I knew right away that I would be filing this under our "Fun-filled Friday" bannner. Finding pawpaws is a huge treat! They're surprisingly little-known, and also very surprisingly tropical in nature. Who would think that something this delicious and exotic-tasting would thrive in so much of the non-trpoical world!? In this video, you'll learn where to look for pawpaw groves, how to identify a pawpaw tree, and what pawpaws look and taste like.

We at Pure Jeevan enjoy eating salads. Each of us has our own way of dressing our individual salads, but we all thoroughly enjoy very large bowls of them at least once a day.In the past, salads were those "diet" meals that I'd consume when I was trying to lose weight. I'd sit at the table staring at my small plate of greens, feeling like I was missing out on the "great" food everyone around me was eating. I'd feel hungry after my meal and extremely unsatisfied.

A Pure Jeevan family members asks:

How do I eat dandelions? I heard they are good for me, but I tasted one and they are so bitter. I don't know how I could ever eat them, even if they are supposed to be so good for me. Can you help

First, congratulations on being so open-minded when it comes to trying new things! Too many people never move far away from their comfort zones, especially when it comes to diet, and they miss out on a lot. So, good for you to at least consider and then try dandelion greens!

 

Below are two variations of the same issue: I'm too tired and don't have enough time to be healthy.
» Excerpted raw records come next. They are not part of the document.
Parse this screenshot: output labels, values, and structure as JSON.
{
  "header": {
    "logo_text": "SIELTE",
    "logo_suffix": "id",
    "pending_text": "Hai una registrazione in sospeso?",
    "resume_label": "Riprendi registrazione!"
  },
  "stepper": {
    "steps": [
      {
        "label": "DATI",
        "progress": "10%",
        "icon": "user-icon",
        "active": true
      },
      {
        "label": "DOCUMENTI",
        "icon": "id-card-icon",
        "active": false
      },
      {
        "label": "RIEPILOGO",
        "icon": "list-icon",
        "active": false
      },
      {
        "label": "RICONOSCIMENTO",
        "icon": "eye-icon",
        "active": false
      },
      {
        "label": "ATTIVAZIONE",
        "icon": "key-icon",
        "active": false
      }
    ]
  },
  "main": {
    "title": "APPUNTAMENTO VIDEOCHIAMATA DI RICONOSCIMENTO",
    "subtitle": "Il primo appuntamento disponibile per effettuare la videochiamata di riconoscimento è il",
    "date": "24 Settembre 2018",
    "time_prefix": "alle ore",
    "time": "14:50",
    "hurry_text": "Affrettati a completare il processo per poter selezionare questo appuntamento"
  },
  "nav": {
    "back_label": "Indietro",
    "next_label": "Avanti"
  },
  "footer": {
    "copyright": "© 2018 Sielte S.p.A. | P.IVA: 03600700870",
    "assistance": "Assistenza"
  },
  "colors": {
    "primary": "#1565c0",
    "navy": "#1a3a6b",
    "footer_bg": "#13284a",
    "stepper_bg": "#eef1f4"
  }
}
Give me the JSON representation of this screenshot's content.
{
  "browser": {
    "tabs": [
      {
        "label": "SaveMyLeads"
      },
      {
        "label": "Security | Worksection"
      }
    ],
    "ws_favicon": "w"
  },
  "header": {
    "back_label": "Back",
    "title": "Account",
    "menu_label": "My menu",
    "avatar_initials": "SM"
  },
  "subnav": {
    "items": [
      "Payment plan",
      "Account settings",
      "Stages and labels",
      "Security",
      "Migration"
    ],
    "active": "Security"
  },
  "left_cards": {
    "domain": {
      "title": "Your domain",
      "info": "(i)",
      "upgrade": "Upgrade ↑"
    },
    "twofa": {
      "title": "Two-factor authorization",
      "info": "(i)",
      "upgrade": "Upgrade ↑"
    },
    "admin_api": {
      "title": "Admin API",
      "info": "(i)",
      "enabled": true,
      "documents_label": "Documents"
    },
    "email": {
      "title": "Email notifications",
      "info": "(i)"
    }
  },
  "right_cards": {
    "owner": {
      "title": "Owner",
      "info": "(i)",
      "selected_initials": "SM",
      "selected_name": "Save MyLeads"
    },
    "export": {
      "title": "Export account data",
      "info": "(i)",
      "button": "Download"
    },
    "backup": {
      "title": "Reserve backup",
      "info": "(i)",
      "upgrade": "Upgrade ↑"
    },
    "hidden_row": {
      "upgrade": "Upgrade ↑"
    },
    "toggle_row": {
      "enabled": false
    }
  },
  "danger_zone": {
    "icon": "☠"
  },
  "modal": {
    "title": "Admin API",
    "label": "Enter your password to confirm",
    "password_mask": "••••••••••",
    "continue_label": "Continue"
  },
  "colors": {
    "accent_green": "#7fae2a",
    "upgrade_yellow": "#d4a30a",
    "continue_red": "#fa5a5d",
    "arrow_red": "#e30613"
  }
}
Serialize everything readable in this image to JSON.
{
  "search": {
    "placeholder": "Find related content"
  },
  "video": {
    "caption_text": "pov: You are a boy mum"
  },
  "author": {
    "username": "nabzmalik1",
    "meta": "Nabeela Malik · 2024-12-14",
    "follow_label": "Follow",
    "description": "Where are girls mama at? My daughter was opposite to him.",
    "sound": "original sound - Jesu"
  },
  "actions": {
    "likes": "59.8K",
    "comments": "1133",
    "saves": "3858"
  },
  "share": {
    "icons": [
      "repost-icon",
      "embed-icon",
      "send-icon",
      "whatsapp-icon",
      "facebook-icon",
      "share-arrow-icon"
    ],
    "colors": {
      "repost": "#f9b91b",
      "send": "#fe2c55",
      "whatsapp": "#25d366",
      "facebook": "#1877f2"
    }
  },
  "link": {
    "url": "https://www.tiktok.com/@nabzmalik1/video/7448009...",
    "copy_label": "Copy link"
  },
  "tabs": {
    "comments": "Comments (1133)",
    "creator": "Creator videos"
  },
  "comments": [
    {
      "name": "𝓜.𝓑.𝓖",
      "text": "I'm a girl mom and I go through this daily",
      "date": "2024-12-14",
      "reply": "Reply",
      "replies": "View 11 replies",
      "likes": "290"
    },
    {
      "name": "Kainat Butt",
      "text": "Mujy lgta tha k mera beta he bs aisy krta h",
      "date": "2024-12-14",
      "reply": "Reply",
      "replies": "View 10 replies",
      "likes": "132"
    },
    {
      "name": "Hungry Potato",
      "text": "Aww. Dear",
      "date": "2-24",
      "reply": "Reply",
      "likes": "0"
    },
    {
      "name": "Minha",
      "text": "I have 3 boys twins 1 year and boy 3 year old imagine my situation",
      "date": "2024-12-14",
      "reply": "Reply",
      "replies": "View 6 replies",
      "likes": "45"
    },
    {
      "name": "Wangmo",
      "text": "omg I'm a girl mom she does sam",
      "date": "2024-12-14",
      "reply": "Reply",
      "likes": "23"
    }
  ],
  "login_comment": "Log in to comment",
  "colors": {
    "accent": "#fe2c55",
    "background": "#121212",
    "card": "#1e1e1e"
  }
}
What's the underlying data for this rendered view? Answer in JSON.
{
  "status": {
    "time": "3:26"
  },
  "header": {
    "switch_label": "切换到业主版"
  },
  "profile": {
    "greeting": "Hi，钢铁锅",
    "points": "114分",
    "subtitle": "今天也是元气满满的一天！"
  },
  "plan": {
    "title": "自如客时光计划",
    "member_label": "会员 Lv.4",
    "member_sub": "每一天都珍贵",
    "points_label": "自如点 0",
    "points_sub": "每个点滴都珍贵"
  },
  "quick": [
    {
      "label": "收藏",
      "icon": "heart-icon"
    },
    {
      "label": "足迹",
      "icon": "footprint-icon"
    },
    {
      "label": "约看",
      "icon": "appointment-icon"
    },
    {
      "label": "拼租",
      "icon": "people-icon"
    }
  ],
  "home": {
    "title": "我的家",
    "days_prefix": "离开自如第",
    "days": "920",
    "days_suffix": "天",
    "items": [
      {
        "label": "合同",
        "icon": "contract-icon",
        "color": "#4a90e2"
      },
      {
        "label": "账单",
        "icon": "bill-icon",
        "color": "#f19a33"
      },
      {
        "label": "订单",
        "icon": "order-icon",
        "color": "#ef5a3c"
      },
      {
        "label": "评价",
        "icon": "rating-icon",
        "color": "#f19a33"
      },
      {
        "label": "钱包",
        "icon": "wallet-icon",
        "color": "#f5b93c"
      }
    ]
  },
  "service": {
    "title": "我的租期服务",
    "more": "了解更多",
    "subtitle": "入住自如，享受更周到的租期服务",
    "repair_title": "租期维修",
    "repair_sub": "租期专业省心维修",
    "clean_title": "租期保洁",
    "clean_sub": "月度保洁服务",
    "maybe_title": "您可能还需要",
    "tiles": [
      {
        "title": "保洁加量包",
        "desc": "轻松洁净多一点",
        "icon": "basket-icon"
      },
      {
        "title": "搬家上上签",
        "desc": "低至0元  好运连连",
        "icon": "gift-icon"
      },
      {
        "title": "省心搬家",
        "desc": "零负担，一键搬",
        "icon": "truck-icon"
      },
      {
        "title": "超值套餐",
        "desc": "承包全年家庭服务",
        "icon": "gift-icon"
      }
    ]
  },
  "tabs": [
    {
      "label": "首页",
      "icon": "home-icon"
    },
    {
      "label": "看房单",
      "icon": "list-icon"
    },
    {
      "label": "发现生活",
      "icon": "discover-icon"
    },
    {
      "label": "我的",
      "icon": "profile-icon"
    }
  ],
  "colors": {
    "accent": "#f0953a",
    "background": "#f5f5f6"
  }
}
The irony, of course, is that the more raw foods you eat, the more energy (and therefore time) you have!

By the end of the day I am so exhausted I'd rather not eat than go in the kitchen & try making something raw.

How do I stay raw with all the food prep and my lack of time and life's pressures

The new Vitamix container arrived within two days (they knew we were hard core Vitamix users and put the container in the mail the day we ordered it to replace the broken one). So, what was the first thing we made in our shiny new container (after washing it, of course)? A DELICIOUS coconut smoothie!

Those consuming a raw food diet sometimes use a dehydrator to prepare raw food dishes. They do this at low temperatures, below the point of actually cooking the foods, to intensify flavors, reduce the amount of moisture in the dish, and sometimes to take the chill off something they'd rather serve a bit warmer than straight out of the refrigerator. There is a practice that we've seen, however, that is actually cooking the very foods were taking such great measures to consume raw! Let me share an experience I had when I first started eating raw foods, that will help explain how some of us may be cooking our foods by mistake.

In the beginning of eating raw foods, my entire family loved the Vegetable Stir-Dont-Fry I used to make (you can find that recipe in the free eBook you downloaded when you first visited our site). One day I created a double recipe so we could eat more the next day, without going through the process of preparing it again fresh. The following day I took the bowl of Stir-Dont-Fry out of the refrigerator and put it into the dehydrator to take the chill off. It wasn't warming up fast enough on such a low temperature, so I thought I'd just cover the dish a little bit to trap in some of the heat that seemed to leave each time I checked the dish and stirred it around. So, I took a plate and placed it on top of the bowl with about an inch, or two, opening.